According to a statement, the accord was signed on Friday after two days of talks in Ghana's capital Accra.

Under the terms of the deal, rebel forces holding the north of the West African country will start disarming by 15 October after political reforms, which were first agreed on in a January 2003 peace agreement, are implemented by the end of August.

Ivory Coast's conflict mushroomed out of a coup attempt in September 2002. Although a peace deal was struck four months later and hostilities declared over in July 2003, the country has remained mired in an uneasy stalemate.

The statement said Ivory Coast President Laurent Gbagbo had pledged to use his constitutional powers to push through an amendment to an article in the constitution which prevents an opposition leader from running for head of state.

A million uprooted

A dozen African presidents attended the summit in Ghana to pressure Gbagbo and rebels, known as the New Forces, to strike a deal and bring an end to a civil war in which thousands died and more than a million people were uprooted from their homes.

"Ivory Coast is so strategic in the affairs of Africa and especially West Africa that we all thought we should not sit by and let a sister nation fail," Ghana's President John Kufuor told a news conference.

Between the two sides are 4,000 French soldiers and another 6,240 troops sent by the UN, mainly from Pakistan and Morocco, who are policing a confidence zone around the ceasefire line which bisects the nation.  

UN Secretary General Kofi Annan said a power-sharing government, which has effectively been defunct since opposition and rebel ministers walked out this year, would resume work unchanged with a cabinet meeting to be called within a week.
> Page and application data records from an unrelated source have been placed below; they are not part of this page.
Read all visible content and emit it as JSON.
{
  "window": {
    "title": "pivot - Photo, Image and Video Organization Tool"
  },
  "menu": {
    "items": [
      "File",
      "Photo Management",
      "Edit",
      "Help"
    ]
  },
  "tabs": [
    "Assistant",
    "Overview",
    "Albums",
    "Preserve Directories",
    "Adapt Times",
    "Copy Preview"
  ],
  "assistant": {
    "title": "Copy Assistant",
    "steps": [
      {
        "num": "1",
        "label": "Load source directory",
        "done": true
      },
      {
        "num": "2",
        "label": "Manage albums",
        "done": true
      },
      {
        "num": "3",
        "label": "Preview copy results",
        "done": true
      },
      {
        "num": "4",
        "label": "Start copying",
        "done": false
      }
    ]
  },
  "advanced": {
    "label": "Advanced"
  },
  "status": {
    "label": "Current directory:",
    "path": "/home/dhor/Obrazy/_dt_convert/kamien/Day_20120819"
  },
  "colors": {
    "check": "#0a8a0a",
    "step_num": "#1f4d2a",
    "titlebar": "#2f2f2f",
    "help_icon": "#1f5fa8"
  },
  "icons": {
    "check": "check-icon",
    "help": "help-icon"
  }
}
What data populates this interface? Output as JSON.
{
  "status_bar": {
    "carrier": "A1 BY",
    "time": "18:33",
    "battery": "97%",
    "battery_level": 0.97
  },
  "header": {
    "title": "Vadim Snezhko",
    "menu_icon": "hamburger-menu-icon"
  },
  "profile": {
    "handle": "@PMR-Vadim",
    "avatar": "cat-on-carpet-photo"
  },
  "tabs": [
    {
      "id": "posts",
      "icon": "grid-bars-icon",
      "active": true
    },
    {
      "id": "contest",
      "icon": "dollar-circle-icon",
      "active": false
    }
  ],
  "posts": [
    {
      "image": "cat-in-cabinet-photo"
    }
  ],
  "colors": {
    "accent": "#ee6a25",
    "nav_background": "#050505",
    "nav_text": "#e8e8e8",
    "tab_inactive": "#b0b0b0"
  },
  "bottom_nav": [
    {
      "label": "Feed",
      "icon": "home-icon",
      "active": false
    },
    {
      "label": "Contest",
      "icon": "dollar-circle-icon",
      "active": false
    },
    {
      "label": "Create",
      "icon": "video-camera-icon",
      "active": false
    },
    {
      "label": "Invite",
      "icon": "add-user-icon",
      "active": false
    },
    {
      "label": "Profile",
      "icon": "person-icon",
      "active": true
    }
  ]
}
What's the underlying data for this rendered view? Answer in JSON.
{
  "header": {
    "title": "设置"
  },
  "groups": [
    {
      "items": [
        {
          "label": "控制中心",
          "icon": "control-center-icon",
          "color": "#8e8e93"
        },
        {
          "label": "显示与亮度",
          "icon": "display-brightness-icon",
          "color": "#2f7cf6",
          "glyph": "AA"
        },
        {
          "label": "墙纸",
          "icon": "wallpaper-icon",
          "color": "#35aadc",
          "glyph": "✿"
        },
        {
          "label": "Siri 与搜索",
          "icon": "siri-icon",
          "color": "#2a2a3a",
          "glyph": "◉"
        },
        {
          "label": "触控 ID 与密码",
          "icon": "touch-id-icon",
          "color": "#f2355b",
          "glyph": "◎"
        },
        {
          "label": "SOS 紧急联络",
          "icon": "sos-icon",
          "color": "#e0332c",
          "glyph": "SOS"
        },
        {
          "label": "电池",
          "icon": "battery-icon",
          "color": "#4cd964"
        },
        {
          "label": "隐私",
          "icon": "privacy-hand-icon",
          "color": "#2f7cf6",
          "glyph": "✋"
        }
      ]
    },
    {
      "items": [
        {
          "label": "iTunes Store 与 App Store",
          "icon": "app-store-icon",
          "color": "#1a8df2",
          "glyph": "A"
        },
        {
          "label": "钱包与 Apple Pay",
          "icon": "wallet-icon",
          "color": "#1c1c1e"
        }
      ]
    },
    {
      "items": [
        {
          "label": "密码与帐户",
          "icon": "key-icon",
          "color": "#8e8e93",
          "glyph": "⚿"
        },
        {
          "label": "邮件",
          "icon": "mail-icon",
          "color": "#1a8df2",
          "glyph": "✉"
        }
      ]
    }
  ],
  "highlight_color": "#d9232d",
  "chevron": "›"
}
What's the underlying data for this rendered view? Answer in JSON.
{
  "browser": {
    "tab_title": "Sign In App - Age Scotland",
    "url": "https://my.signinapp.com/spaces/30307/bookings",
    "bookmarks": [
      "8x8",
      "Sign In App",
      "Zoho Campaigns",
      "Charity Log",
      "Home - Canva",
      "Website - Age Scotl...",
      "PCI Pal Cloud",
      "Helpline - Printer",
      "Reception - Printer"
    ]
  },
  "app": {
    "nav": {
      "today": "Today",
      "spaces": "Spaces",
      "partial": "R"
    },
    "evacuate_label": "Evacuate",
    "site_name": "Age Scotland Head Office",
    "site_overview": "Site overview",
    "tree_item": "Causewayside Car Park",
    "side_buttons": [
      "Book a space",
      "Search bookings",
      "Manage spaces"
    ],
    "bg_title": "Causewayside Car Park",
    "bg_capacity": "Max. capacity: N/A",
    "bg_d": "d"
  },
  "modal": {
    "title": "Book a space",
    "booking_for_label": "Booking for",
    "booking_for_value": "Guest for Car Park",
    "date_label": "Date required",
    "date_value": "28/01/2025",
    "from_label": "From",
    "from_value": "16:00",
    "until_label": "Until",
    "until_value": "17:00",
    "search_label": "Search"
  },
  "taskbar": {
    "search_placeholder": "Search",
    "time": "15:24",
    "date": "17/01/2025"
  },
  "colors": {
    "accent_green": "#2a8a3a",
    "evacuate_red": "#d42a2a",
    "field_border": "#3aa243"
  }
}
The crisis has disrupted Ivory Coast's once powerful economy, underpinned by cocoa, rubber, coffee, palm oil, timber and cotton, and has also deprived landlocked neighbours such as Mali and Burkina Faso access to its two Atlantic ports.